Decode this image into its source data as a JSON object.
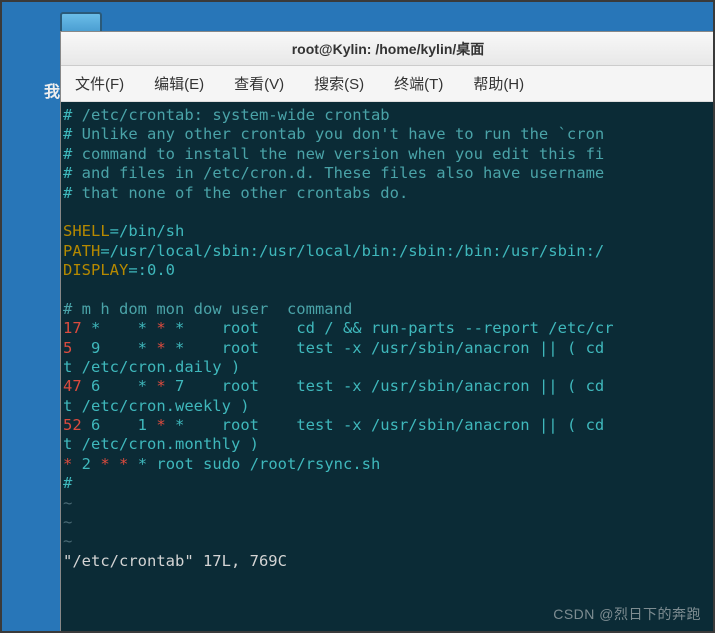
{
  "desktop": {
    "partial_label": "我"
  },
  "window": {
    "title": "root@Kylin: /home/kylin/桌面"
  },
  "menubar": {
    "file": "文件(F)",
    "edit": "编辑(E)",
    "view": "查看(V)",
    "search": "搜索(S)",
    "terminal": "终端(T)",
    "help": "帮助(H)"
  },
  "terminal": {
    "l1": {
      "hash": "#",
      "rest": " /etc/crontab: system-wide crontab"
    },
    "l2": {
      "hash": "#",
      "rest": " Unlike any other crontab you don't have to run the `cron"
    },
    "l3": {
      "hash": "#",
      "rest": " command to install the new version when you edit this fi"
    },
    "l4": {
      "hash": "#",
      "rest": " and files in /etc/cron.d. These files also have username"
    },
    "l5": {
      "hash": "#",
      "rest": " that none of the other crontabs do."
    },
    "blank1": " ",
    "shell_k": "SHELL",
    "shell_v": "=/bin/sh",
    "path_k": "PATH",
    "path_v": "=/usr/local/sbin:/usr/local/bin:/sbin:/bin:/usr/sbin:/",
    "display_k": "DISPLAY",
    "display_v": "=:0.0",
    "blank2": " ",
    "header": "# m h dom mon dow user  command",
    "r1": {
      "a": "17",
      "b": " *    * ",
      "c": "*",
      "d": " *    root    cd / && run-parts --report /etc/cr"
    },
    "r2": {
      "a": "5 ",
      "b": " 9    * ",
      "c": "*",
      "d": " *    root    test -x /usr/sbin/anacron || ( cd "
    },
    "r2b": "t /etc/cron.daily )",
    "r3": {
      "a": "47",
      "b": " 6    * ",
      "c": "*",
      "d": " 7    root    test -x /usr/sbin/anacron || ( cd "
    },
    "r3b": "t /etc/cron.weekly )",
    "r4": {
      "a": "52",
      "b": " 6    1 ",
      "c": "*",
      "d": " *    root    test -x /usr/sbin/anacron || ( cd "
    },
    "r4b": "t /etc/cron.monthly )",
    "r5": {
      "a": "*",
      "b": " 2 ",
      "c": "*",
      "d": " ",
      "e": "*",
      "f": " * root sudo /root/rsync.sh"
    },
    "hash_end": "#",
    "tilde": "~",
    "status": "\"/etc/crontab\" 17L, 769C"
  },
  "watermark": "CSDN @烈日下的奔跑"
}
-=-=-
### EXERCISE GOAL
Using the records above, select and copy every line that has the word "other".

### TASK ANSWER
      "rest": " Unlike any other crontab you don't have to run the `cron"
      "rest": " that none of the other crontabs do."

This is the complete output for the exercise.